We’re excited to share that Dr. Mary-Claire King will be our keynote speaker at the Rivkin Center’s 12th Biennial Ovarian Cancer Research Symposium. Dr. King first discovered BRCA1, the breast and ovarian cancer gene, in 1990. Her work on BRCA1 was a game-changer for how scientists thought about the role of genetics in complex diseases such as cancer.
Dr. King’s work in genetics
Dr. King, who received her PhD from UC Berkeley, is a geneticist at the University of Washington. She and her colleagues have contributed to our understanding of how many other genes, in addition to BRCA1, are involved in ovarian, breast, and other cancers. Her discoveries paved the way for genetic testing for cancer-causing mutations. As a result of her work, affected individuals can make informed decisions about cancer prevention and screening options available to them, saving countless lives.

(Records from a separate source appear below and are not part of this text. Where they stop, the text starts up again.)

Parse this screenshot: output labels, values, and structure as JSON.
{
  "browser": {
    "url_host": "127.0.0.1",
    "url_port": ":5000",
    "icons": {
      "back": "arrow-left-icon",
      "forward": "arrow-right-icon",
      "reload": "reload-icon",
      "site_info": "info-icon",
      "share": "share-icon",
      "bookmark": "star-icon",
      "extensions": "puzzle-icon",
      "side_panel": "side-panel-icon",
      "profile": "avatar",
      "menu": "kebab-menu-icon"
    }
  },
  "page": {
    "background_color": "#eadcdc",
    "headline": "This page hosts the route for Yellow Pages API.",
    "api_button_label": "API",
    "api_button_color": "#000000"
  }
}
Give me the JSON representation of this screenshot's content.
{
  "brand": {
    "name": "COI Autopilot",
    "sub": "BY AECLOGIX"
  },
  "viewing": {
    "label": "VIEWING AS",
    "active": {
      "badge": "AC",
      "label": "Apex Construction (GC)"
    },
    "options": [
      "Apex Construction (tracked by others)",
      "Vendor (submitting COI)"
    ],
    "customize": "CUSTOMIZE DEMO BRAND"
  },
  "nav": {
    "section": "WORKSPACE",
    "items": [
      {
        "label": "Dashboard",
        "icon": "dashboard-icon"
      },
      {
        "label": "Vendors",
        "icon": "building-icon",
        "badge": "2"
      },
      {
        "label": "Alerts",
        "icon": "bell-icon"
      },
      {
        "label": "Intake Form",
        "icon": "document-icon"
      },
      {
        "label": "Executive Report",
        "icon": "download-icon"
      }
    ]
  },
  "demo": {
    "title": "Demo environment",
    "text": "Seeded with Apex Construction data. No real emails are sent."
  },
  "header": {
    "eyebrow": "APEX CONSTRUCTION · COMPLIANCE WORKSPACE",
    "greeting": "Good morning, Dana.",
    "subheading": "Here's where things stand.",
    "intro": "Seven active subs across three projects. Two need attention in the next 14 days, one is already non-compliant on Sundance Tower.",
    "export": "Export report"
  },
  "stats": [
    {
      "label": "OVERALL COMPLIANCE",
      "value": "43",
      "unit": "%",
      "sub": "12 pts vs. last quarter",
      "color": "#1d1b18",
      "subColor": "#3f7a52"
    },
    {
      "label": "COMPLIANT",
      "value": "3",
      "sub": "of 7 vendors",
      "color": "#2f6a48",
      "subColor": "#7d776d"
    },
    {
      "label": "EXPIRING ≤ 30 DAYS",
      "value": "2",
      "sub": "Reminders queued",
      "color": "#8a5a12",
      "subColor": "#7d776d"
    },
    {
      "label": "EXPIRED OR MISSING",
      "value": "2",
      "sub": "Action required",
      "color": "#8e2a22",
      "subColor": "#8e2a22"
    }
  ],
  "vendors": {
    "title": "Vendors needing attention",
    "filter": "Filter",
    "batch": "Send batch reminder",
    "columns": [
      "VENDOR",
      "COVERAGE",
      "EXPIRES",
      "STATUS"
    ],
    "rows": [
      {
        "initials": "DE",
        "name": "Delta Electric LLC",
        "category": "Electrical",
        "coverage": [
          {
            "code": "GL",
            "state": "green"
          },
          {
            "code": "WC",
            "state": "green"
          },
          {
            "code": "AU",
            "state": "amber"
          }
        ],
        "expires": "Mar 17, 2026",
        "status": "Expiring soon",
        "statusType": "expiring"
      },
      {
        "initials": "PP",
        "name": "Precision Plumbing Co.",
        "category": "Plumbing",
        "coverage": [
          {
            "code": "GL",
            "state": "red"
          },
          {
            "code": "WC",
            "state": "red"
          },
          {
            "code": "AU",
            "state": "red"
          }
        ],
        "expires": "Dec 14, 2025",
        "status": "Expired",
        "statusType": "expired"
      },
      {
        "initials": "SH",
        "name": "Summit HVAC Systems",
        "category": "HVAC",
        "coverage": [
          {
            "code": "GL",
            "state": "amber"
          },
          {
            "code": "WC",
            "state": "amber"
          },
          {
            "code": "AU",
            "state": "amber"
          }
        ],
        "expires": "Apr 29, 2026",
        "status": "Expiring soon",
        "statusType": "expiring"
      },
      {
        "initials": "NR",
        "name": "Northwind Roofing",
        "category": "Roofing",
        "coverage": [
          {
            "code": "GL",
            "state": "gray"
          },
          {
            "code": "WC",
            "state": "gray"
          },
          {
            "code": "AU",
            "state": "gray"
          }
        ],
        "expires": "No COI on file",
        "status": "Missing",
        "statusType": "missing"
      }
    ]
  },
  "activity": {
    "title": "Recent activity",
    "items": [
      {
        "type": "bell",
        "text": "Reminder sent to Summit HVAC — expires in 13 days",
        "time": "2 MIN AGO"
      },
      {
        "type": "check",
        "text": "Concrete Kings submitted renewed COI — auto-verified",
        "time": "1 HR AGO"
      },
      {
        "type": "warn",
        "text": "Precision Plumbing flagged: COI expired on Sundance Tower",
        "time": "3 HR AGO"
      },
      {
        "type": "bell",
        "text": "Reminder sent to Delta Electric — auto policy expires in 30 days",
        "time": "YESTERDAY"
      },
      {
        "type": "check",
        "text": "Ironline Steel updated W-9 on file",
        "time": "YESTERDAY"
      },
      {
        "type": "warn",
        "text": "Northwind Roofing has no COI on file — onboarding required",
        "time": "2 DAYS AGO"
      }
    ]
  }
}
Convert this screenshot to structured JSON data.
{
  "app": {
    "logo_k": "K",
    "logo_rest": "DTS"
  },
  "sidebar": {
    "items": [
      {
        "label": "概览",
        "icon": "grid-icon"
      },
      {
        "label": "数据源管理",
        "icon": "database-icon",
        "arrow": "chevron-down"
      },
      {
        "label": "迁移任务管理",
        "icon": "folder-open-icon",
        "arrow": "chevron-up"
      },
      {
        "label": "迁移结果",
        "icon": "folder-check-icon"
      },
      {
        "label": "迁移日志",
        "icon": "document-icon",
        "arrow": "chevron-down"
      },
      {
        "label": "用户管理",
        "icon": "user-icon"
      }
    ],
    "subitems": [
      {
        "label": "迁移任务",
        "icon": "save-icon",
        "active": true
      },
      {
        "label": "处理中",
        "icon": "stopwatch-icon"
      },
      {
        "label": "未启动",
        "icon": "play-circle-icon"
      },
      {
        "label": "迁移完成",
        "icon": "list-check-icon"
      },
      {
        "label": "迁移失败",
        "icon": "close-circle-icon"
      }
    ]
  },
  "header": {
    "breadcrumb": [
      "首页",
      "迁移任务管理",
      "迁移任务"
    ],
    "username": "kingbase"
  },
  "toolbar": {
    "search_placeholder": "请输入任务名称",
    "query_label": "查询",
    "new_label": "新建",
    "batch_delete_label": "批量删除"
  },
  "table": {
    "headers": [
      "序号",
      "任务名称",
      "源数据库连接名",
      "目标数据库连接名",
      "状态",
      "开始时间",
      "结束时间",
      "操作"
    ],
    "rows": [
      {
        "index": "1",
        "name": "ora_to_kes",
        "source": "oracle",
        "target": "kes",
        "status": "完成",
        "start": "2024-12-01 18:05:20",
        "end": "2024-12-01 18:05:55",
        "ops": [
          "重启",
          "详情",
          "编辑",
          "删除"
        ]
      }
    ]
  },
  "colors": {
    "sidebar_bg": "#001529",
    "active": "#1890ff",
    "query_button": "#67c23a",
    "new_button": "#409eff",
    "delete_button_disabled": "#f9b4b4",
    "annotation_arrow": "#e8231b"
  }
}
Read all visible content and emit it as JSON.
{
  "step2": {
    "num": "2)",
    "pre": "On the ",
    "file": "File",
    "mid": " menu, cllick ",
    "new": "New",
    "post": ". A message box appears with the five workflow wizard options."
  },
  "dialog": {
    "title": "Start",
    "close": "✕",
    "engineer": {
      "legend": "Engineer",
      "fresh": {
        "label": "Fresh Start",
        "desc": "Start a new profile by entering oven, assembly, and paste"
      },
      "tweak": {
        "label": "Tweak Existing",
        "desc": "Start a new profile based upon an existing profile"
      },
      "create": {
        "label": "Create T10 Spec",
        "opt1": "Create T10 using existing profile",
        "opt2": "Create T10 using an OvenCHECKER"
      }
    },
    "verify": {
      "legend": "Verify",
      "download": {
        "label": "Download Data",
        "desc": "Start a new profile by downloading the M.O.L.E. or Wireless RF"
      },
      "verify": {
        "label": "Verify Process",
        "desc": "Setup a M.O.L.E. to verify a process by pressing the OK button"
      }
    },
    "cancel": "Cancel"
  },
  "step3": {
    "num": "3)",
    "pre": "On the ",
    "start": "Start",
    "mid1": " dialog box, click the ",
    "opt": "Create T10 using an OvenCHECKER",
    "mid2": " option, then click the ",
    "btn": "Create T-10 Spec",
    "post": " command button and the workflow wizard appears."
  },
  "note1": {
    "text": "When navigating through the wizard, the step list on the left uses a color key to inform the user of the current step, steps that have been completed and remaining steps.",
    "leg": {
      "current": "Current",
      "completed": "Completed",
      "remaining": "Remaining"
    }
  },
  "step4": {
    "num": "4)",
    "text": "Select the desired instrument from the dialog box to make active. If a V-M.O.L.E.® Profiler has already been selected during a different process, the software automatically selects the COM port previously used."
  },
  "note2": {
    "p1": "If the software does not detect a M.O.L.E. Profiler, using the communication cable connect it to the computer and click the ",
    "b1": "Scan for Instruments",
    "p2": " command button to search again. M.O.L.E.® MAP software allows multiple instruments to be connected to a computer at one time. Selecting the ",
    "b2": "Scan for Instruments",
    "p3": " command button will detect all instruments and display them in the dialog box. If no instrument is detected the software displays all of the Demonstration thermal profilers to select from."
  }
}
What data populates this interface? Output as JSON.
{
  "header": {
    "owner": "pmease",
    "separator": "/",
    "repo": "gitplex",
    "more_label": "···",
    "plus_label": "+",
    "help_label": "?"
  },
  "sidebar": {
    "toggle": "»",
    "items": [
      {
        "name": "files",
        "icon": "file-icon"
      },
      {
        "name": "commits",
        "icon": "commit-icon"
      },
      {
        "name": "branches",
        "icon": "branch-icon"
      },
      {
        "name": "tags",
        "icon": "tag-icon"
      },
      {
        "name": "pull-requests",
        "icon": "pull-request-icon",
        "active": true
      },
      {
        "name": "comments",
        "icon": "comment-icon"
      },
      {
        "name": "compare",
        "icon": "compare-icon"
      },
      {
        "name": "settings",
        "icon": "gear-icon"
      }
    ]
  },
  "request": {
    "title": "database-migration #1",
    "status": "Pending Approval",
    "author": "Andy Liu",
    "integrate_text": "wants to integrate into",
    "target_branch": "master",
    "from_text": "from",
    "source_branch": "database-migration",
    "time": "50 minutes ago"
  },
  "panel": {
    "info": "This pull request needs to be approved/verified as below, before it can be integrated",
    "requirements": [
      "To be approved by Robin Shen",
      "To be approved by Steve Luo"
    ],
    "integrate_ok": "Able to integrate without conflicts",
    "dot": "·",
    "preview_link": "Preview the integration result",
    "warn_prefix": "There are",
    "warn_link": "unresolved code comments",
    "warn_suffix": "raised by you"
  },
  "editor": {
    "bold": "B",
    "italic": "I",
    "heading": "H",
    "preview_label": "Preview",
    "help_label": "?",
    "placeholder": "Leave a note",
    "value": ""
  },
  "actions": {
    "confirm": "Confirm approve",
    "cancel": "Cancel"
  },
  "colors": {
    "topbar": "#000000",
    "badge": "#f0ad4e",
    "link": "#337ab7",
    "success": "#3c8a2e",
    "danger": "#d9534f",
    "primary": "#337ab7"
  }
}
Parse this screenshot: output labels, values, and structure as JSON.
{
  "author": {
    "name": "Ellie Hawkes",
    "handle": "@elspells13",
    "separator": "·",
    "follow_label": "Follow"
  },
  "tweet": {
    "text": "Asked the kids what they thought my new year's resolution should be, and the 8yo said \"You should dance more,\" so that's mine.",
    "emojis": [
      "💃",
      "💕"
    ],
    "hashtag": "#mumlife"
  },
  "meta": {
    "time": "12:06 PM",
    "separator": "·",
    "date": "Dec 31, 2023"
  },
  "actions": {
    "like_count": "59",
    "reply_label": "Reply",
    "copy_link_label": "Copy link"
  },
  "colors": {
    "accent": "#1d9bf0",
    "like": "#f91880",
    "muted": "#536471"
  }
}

For her contributions to human genetics, Dr. King has received many prestigious awards, including the Peter Gruber Foundation Genetics Prize (2004), the 2014 Lasker Award, the 2014 National Medal of Science, and recently, the 2018 Dan David Prize and the 2018 Shaw Prize in Medicine.
Dr. King’s work in human rights
In addition to her work in genetics, Dr. King is also well known for her human rights work. She and her lab have worked with many international organizations, including Amnesty International, Physicians for Human Rights, and Las Abuelas de Plaza de Mayo, as well as the U.S. Army and United Nations, to help identify or reunite missing people or identify unknown remains.
About the Symposium
Dr. Mary-Claire King will give the keynote address related to the genetics of ovarian cancer on September 13, 2018, the first day of the symposium presented by the Rivkin Center in collaboration with the American Association for Cancer Research.